- André Portela Souza, 2007. "Child Labor, School Attendance, and Intrahousehold Gender Bias in Brazil," World Bank Economic Review, World Bank Group, vol. 21(2), pages 301-316, March.
- Iyigun, Murat & Walsh, Randall P., 2007. "Endogenous gender power, household labor supply and the demographic transition," Journal of Development Economics, Elsevier, vol. 82(1), pages 138-155, January.
- Alderman, Harold & King, Elizabeth M., 1998. "Gender differences in parental investment in education," Structural Change and Economic Dynamics, Elsevier, vol. 9(4), pages 453-468, December.
- Maluccio, John A., 2005. "Coping with the “coffee crisis” in Central America: The Role of the Nicaraguan Red de Protección Social," FCND discussion papers 188, International Food Policy Research Institute (IFPRI).
- Laura B. Rawlings, 2005. "Evaluating the Impact of Conditional Cash Transfer Programs," World Bank Research Observer, World Bank Group, vol. 20(1), pages 29-55.
This item has more than 25 citations. To prevent cluttering this page, these citations are listed on a separate page. reading list or among the top items on IDEAS.Access and download statisticsgeneral information about how to correct material in RePEc.
For technical questions regarding this item, or to correct its authors, title, abstract, bibliographic or download information, contact: ().

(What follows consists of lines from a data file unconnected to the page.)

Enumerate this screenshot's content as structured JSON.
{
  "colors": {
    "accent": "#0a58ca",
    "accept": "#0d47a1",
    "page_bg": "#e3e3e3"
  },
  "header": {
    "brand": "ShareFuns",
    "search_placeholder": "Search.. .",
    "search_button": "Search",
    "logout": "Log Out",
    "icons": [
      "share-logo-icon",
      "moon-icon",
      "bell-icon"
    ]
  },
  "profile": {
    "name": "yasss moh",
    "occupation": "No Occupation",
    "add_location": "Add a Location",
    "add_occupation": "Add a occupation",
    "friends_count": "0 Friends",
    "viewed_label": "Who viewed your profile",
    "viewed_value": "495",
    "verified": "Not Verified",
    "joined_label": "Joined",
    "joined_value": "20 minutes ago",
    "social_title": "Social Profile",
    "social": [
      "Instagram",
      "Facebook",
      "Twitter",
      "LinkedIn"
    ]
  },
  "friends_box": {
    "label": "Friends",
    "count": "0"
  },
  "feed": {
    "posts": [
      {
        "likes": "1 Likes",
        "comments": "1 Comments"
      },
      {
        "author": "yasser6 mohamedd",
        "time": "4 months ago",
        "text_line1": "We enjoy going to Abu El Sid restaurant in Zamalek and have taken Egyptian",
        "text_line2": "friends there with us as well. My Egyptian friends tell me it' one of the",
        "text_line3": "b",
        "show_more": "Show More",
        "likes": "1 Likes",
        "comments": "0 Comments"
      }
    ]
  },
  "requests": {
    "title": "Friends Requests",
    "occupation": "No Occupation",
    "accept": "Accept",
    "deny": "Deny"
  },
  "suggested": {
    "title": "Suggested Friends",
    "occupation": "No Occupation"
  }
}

If references are entirely missing, you can add them using this form.